TASK DIRECTIONS
Go through the listing below and list every line with "sample".

=== Begin Enclosure ===

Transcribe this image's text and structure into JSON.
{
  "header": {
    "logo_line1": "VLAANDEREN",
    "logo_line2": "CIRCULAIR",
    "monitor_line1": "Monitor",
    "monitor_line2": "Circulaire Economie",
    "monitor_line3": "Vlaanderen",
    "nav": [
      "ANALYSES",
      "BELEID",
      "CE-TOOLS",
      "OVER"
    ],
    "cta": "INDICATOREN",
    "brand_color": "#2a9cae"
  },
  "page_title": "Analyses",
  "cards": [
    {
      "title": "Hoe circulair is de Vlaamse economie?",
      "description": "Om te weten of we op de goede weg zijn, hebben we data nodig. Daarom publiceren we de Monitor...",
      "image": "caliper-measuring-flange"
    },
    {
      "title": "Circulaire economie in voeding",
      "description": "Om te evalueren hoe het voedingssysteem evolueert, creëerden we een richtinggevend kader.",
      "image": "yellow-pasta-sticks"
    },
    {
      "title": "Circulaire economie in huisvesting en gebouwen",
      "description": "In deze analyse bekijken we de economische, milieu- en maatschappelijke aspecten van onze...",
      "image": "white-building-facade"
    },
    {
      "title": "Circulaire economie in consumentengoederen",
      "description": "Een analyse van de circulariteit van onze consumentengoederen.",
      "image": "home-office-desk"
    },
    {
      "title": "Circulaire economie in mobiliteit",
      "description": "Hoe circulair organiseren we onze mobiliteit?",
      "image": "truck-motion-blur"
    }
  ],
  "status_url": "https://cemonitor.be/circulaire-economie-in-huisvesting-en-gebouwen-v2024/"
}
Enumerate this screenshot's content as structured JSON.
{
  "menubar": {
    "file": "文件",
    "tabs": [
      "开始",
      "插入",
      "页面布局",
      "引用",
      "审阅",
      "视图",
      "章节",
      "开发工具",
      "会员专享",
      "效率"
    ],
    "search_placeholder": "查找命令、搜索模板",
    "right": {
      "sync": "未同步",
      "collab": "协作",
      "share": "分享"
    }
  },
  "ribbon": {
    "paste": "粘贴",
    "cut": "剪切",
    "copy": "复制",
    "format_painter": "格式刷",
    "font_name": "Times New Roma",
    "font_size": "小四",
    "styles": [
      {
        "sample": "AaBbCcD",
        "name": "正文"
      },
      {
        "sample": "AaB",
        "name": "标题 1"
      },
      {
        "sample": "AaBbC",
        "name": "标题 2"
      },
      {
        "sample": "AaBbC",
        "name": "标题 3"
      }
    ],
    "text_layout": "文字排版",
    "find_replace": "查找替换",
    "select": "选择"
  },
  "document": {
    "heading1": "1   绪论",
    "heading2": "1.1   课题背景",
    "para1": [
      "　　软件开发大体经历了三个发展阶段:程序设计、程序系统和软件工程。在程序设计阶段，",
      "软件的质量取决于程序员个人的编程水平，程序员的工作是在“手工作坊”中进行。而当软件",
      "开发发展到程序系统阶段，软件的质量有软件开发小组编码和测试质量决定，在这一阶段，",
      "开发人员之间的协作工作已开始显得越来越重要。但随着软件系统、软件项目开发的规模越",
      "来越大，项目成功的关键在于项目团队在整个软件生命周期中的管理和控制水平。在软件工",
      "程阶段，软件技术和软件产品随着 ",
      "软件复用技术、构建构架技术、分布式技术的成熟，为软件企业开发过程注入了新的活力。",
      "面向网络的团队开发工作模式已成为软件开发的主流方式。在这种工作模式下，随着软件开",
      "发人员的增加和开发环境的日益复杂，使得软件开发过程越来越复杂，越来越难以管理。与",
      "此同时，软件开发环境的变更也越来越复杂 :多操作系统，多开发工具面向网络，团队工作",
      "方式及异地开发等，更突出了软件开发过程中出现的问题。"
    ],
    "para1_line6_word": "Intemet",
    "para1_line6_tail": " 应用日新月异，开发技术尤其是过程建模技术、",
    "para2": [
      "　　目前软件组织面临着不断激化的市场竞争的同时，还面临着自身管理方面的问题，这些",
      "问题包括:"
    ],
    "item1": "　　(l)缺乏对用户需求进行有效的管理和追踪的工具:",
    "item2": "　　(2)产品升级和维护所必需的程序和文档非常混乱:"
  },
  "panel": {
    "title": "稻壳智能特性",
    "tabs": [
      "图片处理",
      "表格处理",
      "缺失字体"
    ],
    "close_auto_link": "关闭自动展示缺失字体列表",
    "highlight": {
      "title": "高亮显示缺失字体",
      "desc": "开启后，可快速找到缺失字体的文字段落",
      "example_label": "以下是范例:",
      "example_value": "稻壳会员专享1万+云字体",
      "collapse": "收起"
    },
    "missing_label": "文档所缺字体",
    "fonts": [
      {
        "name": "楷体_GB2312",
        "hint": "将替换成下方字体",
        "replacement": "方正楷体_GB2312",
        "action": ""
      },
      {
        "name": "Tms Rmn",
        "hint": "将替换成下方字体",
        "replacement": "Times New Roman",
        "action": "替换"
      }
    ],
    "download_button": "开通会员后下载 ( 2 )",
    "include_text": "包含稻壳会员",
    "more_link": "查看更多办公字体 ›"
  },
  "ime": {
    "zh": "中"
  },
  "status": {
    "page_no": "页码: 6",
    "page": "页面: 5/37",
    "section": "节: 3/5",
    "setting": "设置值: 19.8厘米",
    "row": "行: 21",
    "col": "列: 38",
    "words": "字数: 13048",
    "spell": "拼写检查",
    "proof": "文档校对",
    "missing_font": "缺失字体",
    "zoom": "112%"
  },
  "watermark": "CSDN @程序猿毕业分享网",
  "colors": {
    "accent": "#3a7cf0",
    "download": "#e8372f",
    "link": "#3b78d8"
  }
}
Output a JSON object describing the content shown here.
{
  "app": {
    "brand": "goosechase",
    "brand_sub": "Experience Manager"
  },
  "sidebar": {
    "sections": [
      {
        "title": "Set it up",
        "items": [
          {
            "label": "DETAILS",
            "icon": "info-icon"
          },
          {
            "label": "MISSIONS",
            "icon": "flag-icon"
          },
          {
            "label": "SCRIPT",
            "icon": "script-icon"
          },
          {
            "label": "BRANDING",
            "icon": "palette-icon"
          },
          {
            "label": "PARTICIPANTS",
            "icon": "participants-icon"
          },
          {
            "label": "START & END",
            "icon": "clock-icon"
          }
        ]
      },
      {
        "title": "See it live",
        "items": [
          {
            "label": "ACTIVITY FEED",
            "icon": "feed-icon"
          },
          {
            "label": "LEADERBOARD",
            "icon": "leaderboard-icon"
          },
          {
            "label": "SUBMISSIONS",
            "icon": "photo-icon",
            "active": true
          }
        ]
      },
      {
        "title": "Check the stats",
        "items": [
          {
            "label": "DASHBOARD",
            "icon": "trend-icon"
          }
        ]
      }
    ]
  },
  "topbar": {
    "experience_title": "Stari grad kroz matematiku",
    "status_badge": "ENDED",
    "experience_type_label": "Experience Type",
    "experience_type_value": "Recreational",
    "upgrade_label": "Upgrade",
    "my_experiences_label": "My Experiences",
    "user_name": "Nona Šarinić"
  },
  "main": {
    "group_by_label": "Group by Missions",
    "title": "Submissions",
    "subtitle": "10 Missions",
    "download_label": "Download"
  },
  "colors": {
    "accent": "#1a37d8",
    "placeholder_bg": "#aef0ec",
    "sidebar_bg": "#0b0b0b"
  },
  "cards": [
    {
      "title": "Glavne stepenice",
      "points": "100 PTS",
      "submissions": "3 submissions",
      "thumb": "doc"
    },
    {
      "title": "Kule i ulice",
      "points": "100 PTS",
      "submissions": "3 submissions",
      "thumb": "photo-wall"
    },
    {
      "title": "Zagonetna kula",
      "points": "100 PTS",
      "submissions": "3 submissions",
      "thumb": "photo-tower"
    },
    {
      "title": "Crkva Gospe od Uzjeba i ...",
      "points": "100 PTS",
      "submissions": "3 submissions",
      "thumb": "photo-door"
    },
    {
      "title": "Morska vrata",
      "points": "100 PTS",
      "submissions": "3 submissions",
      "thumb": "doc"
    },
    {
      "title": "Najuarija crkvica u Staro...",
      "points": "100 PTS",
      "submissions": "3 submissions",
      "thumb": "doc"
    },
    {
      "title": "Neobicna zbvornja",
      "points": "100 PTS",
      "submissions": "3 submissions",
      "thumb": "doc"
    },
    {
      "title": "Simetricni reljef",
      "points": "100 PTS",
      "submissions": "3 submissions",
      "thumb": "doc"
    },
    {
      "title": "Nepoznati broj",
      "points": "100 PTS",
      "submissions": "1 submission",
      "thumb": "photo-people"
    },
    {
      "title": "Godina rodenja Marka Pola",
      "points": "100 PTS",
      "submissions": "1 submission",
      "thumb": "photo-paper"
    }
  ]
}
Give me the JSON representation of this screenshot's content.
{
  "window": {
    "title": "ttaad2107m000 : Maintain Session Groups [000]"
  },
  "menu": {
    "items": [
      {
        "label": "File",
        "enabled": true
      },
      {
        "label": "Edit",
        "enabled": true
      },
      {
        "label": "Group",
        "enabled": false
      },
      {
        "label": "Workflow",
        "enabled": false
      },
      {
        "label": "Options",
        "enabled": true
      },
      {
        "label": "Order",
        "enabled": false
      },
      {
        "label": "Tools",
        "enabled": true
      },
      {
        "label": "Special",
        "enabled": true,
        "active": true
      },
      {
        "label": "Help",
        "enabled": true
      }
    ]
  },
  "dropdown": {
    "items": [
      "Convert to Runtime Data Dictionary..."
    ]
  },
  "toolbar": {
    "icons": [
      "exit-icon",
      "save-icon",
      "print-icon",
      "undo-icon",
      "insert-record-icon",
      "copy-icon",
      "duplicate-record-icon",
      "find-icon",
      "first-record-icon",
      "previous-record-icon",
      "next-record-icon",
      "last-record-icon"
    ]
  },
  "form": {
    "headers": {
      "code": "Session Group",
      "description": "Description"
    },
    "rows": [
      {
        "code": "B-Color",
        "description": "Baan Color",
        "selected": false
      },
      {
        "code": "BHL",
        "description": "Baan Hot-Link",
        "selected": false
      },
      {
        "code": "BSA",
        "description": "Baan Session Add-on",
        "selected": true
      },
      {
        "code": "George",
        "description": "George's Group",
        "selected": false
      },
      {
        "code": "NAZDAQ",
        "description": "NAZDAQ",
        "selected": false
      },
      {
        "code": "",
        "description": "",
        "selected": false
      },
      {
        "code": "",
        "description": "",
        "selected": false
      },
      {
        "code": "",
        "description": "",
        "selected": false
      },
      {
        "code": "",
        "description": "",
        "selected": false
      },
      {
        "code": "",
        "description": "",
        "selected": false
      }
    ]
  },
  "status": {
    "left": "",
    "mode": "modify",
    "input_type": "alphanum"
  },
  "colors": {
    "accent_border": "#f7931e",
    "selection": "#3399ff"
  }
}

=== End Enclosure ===

RESPONSE BOX
        "sample": "AaBbCcD",
        "sample": "AaB",
        "sample": "AaBbC",
        "sample": "AaBbC",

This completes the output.